PROBLEM REQUIREMENTS> Only the lines holding "with" are wanted; find them in the listing and return each one.

DATA PROVIDED>
===============

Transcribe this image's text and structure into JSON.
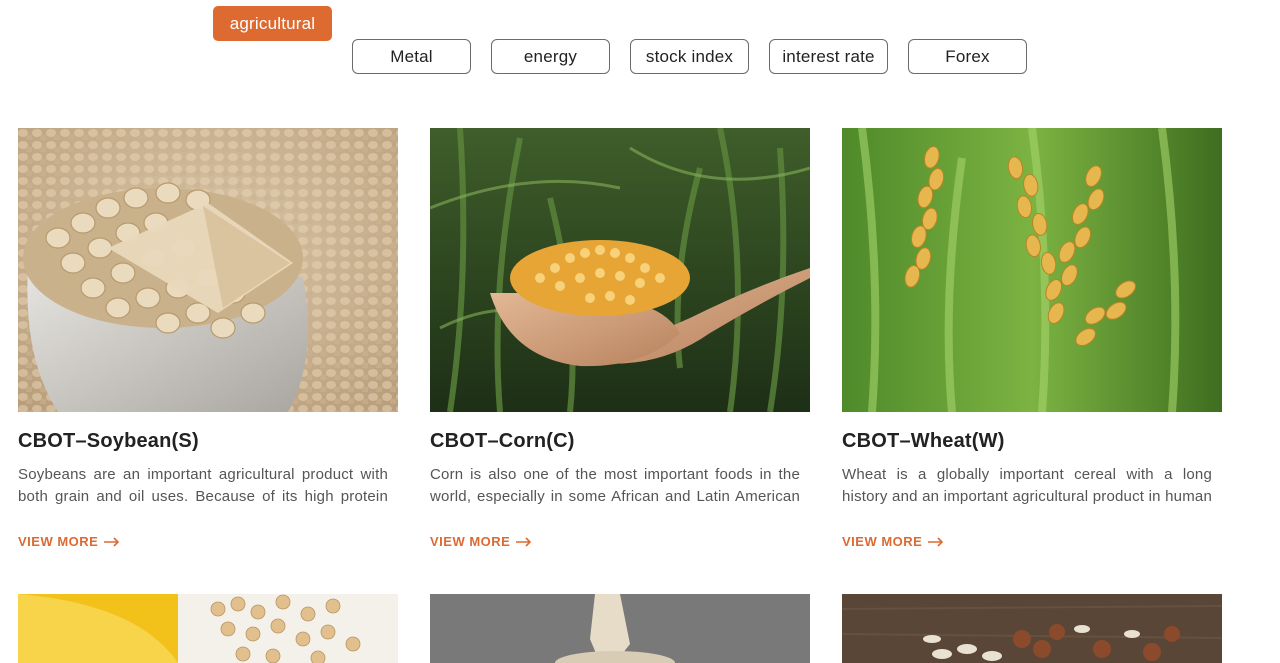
{
  "tabs": [
    {
      "label": "agricultural",
      "active": true
    },
    {
      "label": "Metal",
      "active": false
    },
    {
      "label": "energy",
      "active": false
    },
    {
      "label": "stock index",
      "active": false
    },
    {
      "label": "interest rate",
      "active": false
    },
    {
      "label": "Forex",
      "active": false
    }
  ],
  "accent_color": "#dc6a31",
  "cards": [
    {
      "title": "CBOT–Soybean(S)",
      "description": "Soybeans are an important agricultural product with both grain and oil uses. Because of its high protein and oil",
      "more_label": "VIEW MORE",
      "image": "soybeans-in-sack"
    },
    {
      "title": "CBOT–Corn(C)",
      "description": "Corn is also one of the most important foods in the world, especially in some African and Latin American countries.",
      "more_label": "VIEW MORE",
      "image": "corn-kernels-in-hands"
    },
    {
      "title": "CBOT–Wheat(W)",
      "description": "Wheat is a globally important cereal with a long history and an important agricultural product in human history. The",
      "more_label": "VIEW MORE",
      "image": "wheat-ears-in-field"
    }
  ],
  "bottom_cards": [
    {
      "image": "soybean-oil-and-beans"
    },
    {
      "image": "flour-pouring"
    },
    {
      "image": "mixed-nuts-on-wood"
    }
  ]
}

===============

EXERCISE RESULT>
      "description": "Soybeans are an important agricultural product with both grain and oil uses. Because of its high protein and oil",
      "description": "Wheat is a globally important cereal with a long history and an important agricultural product in human history. The",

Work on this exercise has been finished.